Microsoft: Windows 8 Form Factors Will Diversify
CFO says that the public can expect to see more touch-enabled Windows devices being released at "more attractive price points" in the coming months.
There's already a broad market of devices running Windows 8, Microsoft's first touch-centric operating system. But that market is about to expand with new devices and price points.
It's all part of the company's strategy to counter a growing industry perception that Windows 8 is headed for failure.
Microsoft acknowledged market shifts affecting its Windows business in financial reporting last week, but pointed to software and hardware changes to come.
Peter Klein, Microsoft's outgoing chief financial officer, described the company's Windows Division revenue as "flat" during its fiscal third quarter. Under non-generally accepted accounting practices analysis by Microsoft, which included Windows upgrade offer revenue, the company estimated its Windows Division revenue at $4.618 billion in the third quarter vs. $4.633 billion a year ago.
Klein said during a Thursday earnings call with financial analysts that there is no doubt that the device market is evolving, and that Microsoft's Windows revenue has been affected. However, he insisted that the overall market is growing for the Windows ecosystem.
"In short, Windows is transforming to the new era of computing," Klein said. He offered financial analysts a few reasons why that may be the case. First, Klein dropped the "Blue" word, which is a reference to a purported wave of updates to Windows and other Microsoft products that are rumored to be arriving this summer.
"Looking ahead, we will release the next version of Windows, code-named Windows Blue, which further advances the vision of Windows 8, as well as responds to customer feedback," Klein said.
The Windows Blue update was first disclosed by a Microsoft official last month after being talked about by trade press. Speculation has abounded that Microsoft will bring back the Start button or allow users to boot directly into the Desktop user interface, bypassing the Metro side of Windows 8, but Microsoft hasn't publicly disclosed the details.
New Devices To Come
Klein said that the public can expect to see more touch-enabled Windows devices being released at "more attractive price points" in the coming months. Moreover, the devices will be available in different form factors.
"As part of this, we are also working closely with OEMs on a new suite of small touch devices powered by Windows," Klein said. "These devices will have competitive price points partly enabled by our latest OEM offering designed specifically for these smaller devices and will be available in the coming months."

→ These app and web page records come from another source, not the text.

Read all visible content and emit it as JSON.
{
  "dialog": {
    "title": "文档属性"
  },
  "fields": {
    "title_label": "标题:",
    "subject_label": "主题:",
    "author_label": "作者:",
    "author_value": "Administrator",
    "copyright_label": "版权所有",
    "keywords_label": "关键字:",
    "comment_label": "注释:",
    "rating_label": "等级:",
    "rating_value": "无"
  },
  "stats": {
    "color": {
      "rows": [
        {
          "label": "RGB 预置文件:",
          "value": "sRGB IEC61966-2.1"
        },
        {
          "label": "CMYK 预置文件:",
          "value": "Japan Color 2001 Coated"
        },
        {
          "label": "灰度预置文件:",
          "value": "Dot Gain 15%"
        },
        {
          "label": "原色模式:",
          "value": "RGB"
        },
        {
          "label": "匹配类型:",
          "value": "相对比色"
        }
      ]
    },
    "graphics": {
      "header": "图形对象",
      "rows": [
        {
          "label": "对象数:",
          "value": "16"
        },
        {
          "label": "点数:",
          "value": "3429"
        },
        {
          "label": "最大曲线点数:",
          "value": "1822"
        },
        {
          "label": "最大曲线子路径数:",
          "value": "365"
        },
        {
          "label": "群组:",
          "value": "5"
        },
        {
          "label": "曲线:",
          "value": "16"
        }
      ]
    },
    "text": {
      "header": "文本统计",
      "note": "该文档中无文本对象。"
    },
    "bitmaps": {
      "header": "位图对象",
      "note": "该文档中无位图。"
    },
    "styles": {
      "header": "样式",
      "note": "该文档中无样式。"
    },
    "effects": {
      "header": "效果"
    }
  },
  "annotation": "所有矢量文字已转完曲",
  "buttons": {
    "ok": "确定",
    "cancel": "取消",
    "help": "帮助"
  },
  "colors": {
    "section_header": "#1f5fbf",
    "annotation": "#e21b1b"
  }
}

A report by research and consulting firm IDC has already confirmed that Microsoft's original equipment manufacturer partners will be getting discounted rates on Windows 8 licenses to build new device products. Klein just referred to Microsoft's OEM partners, but Microsoft itself is thought to have such plans to build smaller devices with its Surface tablet product line. Undisclosed sources told The Wall Street Journal earlier this month that Microsoft was working on a seven-inch Surface tablet to compete with tablet products from Google and Apple.
Klein also briefly referred to new processor products coming from Intel in the second half of this year that will alter the Windows 8 product landscape.
"Haswell, Intel's fourth-generation core processor, will help enable new devices that combine performance benefits with power savings," Klein said. "Later, in the year, we expect to see devices based on upcoming Intel's Bay Trail Atom processor, which promises to deliver tablets and hybrid PCs with extended battery life at competitive prices."
Intel also described those products as part of its earnings report, forecasting laptops to come as low as $200 running Intel's Bay Trail processor.
Microsoft's Windows Division results were highly anticipated because of a new low point for PC shipments reported in the first quarter by IDC and Gartner. Microsoft and Intel fared relatively well in the tech sector, despite predictions of doom. However, as far as Windows is concerned, at least one writer is arguing that Windows 8 represents the end of Microsoft's Windows OS reign.
Microsoft has diverse product lines spread across five divisions. All of the divisions did well in Microsoft's third quarter. Klein described additional details about those products during the earnings call, as follows:
- Windows Store now has "six times as many apps" since its launch.
- Microsoft Surface is available in 22 countries from 77 retailers.
- Office 365 services have seen uptake with "one in four of our enterprise customers."
- System Center revenue grew 22 percent and Hyper-V gained four points of market share over the past year.
- Windows Azure Active Directory is being used by "over 2.9 million businesses" for Office 365, Microsoft Dynamics CRM Online, Windows Intune and Windows Azure.
- SQL Server revenue grew 16 percent.
- Exchange, SharePoint and Lync each grew double digits.
- Lync revenue grew over 30 percent this quarter. Microsoft estimates that 90 of the Fortune 100 companies are using Lync, and more than 500 million seats of Lync enterprise voice have been deployed.
- Windows Phone details weren't disclosed but Klein claimed that "we now have over 10 percent share in several countries."
Microsoft's Q3 earnings results can be found at Microsoft's investor relations page here.
Kurt Mackie is online news editor for the 1105 Enterprise Computing Group.